BRIEF: Read the data, and whenever a line holds the word "index", report that line.

Component data from apps and pages
——

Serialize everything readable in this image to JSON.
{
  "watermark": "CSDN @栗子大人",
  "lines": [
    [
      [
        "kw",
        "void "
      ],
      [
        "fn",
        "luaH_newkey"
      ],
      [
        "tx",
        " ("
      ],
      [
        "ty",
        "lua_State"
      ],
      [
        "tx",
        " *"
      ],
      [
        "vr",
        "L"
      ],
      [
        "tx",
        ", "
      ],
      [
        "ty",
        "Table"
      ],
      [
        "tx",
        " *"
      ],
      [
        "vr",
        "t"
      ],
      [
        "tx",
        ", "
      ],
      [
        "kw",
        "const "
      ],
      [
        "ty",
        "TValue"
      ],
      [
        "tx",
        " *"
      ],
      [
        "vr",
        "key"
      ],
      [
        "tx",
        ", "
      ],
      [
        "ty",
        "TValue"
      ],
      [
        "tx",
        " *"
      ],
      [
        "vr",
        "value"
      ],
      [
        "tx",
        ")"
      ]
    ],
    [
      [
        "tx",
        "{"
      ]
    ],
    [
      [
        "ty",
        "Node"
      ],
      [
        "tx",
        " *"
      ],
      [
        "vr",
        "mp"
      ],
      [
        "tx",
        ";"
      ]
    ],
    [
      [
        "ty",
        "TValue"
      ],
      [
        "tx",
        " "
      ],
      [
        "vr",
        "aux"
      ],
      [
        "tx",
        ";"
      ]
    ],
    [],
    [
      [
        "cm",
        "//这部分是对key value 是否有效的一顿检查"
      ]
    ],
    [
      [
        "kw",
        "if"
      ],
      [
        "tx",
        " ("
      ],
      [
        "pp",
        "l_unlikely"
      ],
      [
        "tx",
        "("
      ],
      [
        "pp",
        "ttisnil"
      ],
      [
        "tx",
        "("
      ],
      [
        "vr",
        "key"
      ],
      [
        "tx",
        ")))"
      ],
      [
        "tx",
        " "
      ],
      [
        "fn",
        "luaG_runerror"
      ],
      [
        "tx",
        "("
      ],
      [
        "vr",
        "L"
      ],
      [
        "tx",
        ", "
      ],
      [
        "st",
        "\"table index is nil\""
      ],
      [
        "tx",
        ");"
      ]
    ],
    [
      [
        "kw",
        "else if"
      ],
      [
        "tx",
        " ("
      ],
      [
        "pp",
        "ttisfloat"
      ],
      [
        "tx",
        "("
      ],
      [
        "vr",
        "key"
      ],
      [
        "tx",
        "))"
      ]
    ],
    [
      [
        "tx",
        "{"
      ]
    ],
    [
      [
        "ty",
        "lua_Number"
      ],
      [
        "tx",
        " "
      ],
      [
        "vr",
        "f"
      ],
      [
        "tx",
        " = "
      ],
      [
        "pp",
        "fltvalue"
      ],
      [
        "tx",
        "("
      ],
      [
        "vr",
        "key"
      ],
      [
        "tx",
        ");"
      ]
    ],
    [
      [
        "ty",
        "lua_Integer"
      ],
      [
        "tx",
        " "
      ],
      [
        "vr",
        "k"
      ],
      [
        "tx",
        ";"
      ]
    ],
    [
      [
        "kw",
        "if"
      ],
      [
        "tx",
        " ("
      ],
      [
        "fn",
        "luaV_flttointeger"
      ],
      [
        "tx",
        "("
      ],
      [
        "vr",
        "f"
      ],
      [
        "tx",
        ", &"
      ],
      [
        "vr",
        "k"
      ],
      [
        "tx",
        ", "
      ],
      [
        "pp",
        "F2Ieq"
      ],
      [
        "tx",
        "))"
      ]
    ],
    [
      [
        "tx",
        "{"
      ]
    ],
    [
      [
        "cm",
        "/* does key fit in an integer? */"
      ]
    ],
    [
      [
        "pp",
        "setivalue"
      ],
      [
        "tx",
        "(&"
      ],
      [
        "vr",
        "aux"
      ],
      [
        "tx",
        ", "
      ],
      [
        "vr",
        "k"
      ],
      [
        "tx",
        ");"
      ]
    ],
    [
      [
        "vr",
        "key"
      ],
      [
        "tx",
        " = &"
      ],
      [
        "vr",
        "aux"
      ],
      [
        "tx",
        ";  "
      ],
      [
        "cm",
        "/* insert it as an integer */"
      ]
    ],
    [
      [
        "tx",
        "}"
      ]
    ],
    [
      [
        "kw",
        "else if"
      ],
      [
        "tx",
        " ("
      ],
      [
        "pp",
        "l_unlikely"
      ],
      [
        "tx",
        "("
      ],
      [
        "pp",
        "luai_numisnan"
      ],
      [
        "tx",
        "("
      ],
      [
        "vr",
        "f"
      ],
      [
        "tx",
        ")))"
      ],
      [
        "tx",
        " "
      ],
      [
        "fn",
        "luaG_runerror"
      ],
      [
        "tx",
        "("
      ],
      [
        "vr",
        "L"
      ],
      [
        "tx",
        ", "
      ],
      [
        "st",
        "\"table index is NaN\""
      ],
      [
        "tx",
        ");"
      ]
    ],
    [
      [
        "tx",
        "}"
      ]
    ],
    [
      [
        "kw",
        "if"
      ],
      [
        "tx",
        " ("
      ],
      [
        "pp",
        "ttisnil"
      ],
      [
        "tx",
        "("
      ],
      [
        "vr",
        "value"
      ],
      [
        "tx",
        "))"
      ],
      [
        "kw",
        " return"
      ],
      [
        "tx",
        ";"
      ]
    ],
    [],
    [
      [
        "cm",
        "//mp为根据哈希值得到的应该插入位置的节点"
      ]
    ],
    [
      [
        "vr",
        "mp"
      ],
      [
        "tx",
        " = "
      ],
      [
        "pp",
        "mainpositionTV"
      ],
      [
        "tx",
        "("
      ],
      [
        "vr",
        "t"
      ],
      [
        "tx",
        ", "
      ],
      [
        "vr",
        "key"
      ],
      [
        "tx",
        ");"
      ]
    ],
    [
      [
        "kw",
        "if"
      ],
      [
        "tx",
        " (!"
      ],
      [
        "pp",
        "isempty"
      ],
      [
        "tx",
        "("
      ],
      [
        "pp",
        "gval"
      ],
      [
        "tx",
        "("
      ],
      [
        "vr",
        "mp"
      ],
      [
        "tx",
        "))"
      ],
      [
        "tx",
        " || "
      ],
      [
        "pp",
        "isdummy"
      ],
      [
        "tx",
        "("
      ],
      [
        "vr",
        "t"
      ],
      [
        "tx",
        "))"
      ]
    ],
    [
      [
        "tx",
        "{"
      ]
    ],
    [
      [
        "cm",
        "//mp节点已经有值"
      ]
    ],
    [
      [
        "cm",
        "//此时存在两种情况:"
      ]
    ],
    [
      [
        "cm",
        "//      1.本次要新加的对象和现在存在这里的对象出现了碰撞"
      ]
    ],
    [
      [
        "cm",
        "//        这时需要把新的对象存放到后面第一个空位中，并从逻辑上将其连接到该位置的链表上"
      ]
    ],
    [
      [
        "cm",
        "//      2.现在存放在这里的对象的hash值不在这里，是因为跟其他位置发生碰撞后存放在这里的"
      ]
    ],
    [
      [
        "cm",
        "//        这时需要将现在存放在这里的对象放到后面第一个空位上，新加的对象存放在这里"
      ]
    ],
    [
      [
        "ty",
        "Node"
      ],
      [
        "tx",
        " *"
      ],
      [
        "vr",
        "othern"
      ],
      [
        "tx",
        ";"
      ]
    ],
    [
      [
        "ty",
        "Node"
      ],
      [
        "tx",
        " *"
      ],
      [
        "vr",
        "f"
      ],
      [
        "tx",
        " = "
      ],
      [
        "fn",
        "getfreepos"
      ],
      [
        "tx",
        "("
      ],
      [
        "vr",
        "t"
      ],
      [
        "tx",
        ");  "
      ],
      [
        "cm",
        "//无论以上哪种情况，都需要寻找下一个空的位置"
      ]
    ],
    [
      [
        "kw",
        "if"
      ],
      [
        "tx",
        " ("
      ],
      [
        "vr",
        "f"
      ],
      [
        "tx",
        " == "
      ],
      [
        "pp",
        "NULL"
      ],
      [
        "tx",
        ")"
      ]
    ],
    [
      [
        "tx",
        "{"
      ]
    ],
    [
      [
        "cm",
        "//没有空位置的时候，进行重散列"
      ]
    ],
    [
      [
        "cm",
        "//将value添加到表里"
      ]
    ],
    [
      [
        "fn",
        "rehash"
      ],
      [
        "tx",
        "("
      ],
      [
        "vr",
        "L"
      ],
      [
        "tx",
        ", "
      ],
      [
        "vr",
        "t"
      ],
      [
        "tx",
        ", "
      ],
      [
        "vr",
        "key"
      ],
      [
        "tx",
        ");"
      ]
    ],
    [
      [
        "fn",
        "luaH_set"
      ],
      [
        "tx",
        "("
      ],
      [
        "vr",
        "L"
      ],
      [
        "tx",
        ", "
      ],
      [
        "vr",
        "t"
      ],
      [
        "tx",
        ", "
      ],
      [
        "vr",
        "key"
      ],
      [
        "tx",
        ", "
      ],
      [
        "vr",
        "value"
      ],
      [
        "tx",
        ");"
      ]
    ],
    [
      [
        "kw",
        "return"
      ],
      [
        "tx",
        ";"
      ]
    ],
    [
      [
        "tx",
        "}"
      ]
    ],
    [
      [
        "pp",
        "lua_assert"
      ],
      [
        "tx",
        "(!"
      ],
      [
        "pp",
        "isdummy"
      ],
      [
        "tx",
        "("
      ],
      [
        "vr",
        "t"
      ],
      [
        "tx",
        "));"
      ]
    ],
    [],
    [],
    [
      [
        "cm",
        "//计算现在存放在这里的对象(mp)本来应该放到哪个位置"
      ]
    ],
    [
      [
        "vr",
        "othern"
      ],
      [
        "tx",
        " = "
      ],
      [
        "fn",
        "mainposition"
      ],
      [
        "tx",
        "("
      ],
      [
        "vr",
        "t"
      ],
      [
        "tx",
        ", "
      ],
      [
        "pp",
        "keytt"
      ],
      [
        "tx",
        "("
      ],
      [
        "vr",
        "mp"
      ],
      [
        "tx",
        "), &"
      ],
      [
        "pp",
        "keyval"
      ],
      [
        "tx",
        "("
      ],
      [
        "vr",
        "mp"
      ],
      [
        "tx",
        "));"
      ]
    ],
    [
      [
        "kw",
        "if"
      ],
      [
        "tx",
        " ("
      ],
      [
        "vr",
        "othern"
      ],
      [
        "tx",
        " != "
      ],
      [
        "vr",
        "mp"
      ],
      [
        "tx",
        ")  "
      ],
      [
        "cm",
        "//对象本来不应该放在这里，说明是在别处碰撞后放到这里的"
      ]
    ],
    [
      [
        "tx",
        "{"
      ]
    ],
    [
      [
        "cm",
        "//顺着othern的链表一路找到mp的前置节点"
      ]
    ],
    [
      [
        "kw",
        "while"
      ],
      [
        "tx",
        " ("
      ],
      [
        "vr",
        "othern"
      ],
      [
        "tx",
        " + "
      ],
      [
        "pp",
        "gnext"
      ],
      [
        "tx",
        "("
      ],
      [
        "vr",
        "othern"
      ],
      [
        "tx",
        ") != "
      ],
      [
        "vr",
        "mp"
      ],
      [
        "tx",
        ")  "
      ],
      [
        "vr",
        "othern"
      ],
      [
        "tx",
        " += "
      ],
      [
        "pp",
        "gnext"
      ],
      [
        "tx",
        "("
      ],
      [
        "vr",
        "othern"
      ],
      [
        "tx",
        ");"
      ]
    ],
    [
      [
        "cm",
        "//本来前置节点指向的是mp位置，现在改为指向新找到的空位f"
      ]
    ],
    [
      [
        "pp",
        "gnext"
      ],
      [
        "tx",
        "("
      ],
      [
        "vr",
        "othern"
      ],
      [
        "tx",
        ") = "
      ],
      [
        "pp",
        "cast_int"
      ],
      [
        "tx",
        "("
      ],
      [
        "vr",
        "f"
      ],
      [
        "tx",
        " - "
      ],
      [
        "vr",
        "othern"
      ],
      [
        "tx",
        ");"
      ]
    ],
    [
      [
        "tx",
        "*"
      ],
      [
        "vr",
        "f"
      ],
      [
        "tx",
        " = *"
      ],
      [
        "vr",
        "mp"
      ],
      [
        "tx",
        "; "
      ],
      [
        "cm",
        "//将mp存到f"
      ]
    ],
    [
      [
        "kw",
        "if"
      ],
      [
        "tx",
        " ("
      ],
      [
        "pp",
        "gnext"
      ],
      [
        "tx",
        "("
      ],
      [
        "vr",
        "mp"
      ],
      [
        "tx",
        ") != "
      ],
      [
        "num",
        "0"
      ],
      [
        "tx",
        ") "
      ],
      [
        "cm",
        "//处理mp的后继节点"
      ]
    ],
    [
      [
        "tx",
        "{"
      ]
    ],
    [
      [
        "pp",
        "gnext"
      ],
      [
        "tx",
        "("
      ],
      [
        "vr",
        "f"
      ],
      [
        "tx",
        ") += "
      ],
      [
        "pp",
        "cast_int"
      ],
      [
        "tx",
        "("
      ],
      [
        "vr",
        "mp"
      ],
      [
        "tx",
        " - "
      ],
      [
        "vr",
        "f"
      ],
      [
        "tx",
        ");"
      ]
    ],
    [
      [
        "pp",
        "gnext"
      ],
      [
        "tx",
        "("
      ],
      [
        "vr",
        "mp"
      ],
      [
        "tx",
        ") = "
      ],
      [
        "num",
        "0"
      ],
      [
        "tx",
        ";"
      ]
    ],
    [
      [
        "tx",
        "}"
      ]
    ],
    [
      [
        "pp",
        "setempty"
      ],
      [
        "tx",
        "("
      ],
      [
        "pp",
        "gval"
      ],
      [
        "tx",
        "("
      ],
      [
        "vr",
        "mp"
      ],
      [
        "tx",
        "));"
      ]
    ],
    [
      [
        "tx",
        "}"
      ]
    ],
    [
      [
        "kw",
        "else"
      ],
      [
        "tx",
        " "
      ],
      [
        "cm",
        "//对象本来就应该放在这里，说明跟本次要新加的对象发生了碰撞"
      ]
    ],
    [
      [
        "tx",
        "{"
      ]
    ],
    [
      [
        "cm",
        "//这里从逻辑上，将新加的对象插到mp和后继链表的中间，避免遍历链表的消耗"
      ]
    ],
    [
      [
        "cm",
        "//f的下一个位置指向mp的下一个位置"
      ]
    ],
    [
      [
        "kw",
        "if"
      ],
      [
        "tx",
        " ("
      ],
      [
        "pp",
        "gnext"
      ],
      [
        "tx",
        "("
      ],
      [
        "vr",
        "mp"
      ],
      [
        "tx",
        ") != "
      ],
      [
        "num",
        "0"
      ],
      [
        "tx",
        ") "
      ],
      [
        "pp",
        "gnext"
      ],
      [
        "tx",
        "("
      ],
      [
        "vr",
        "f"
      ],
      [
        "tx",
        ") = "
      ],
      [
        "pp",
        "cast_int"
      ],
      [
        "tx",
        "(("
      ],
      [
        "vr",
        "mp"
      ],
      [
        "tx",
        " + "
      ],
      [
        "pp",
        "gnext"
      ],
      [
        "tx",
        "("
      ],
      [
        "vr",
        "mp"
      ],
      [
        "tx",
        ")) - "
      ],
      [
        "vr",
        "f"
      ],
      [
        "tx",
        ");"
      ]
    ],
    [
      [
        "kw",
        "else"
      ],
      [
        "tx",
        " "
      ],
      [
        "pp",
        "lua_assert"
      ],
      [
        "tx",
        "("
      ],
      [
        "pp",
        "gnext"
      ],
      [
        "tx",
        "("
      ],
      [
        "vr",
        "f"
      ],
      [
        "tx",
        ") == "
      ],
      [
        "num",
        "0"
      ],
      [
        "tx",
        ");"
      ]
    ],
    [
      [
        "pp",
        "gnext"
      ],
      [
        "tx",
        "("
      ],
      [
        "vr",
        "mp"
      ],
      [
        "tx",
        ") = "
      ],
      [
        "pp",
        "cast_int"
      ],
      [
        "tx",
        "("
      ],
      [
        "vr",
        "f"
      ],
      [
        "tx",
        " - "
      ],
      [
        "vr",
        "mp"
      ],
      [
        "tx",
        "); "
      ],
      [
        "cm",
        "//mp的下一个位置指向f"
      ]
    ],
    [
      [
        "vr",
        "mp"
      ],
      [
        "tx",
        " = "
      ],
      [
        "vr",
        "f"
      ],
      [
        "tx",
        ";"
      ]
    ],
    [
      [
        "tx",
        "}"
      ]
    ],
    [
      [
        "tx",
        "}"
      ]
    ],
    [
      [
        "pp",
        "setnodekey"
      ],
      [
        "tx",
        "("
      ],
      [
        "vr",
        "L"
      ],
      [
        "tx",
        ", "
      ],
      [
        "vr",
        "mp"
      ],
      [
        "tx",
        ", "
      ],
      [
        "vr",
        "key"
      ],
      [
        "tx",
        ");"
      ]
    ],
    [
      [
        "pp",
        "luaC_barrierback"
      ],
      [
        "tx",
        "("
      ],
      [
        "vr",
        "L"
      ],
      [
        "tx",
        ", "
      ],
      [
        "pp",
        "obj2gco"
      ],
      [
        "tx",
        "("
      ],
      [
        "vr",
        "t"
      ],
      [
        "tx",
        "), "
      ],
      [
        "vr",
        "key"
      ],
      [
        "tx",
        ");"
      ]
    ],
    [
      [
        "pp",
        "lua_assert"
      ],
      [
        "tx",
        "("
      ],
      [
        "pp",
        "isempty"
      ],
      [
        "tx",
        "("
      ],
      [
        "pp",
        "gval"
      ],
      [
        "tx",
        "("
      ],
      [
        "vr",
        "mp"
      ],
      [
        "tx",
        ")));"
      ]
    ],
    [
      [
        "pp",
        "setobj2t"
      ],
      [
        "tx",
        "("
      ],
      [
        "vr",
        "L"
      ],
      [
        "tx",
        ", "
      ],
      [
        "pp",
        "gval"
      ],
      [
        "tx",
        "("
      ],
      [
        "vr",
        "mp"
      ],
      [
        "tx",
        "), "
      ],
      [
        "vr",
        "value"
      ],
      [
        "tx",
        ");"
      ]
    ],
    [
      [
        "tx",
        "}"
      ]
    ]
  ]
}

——

SOLVED PROBLEM:
        "\"table index is nil\""
        "\"table index is NaN\""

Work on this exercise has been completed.